Records from a data collection:
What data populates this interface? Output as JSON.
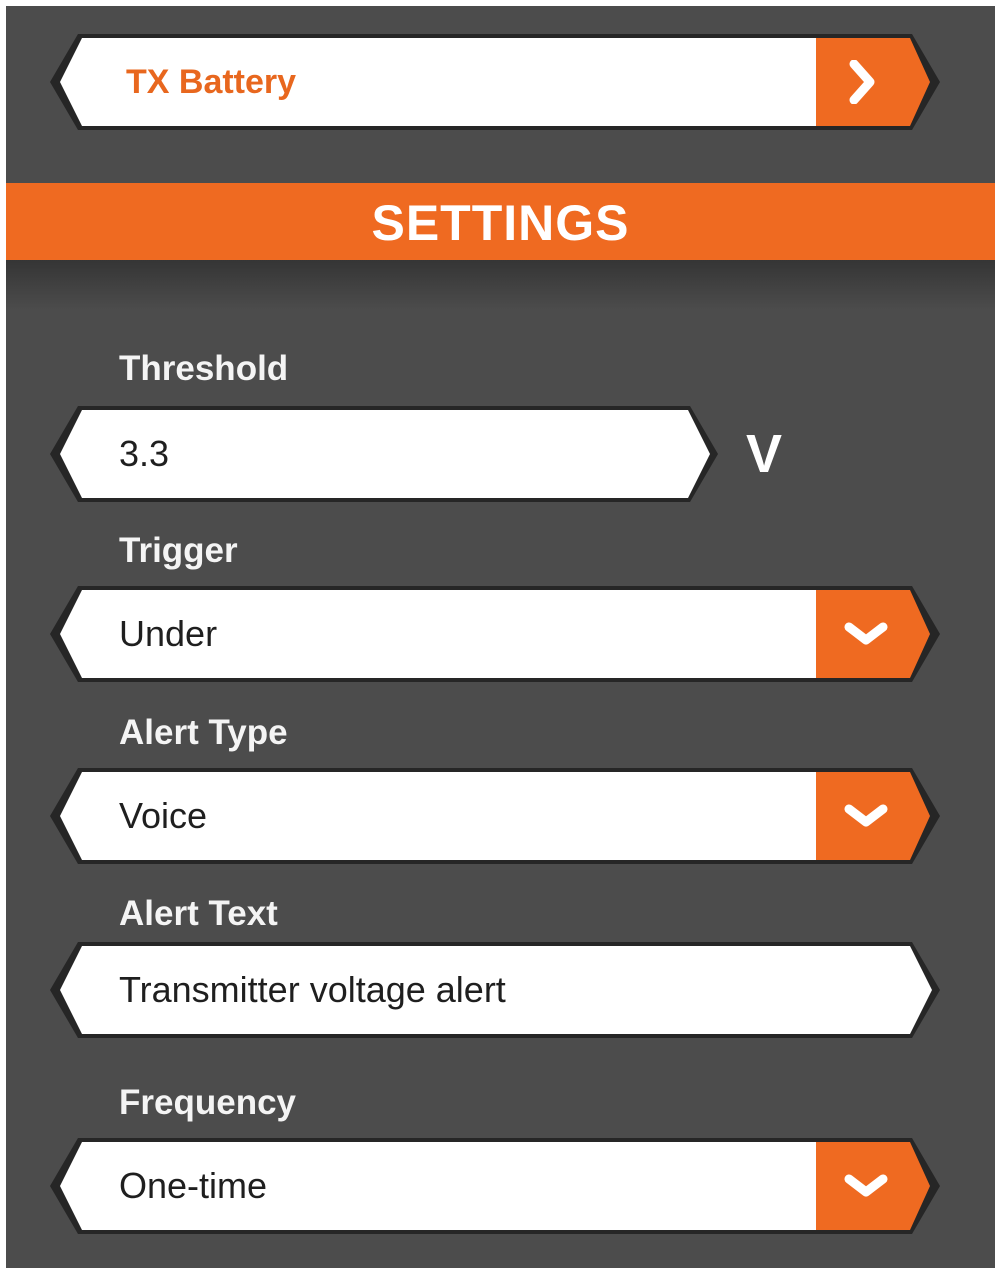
{
  "nav": {
    "title": "TX Battery",
    "arrow_icon": "chevron-right-icon"
  },
  "settings_header": "SETTINGS",
  "threshold": {
    "label": "Threshold",
    "value": "3.3",
    "unit": "V"
  },
  "trigger": {
    "label": "Trigger",
    "value": "Under",
    "icon": "chevron-down-icon"
  },
  "alert_type": {
    "label": "Alert Type",
    "value": "Voice",
    "icon": "chevron-down-icon"
  },
  "alert_text": {
    "label": "Alert Text",
    "value": "Transmitter voltage alert"
  },
  "frequency": {
    "label": "Frequency",
    "value": "One-time",
    "icon": "chevron-down-icon"
  },
  "colors": {
    "accent": "#ef6a21",
    "background": "#4c4c4c",
    "field": "#ffffff",
    "nav_text": "#e8671e"
  }
}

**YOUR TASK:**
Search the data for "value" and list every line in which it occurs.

**RESPONSE BOX:**
    "value": "3.3",
    "value": "Under",
    "value": "Voice",
    "value": "Transmitter voltage alert"
    "value": "One-time",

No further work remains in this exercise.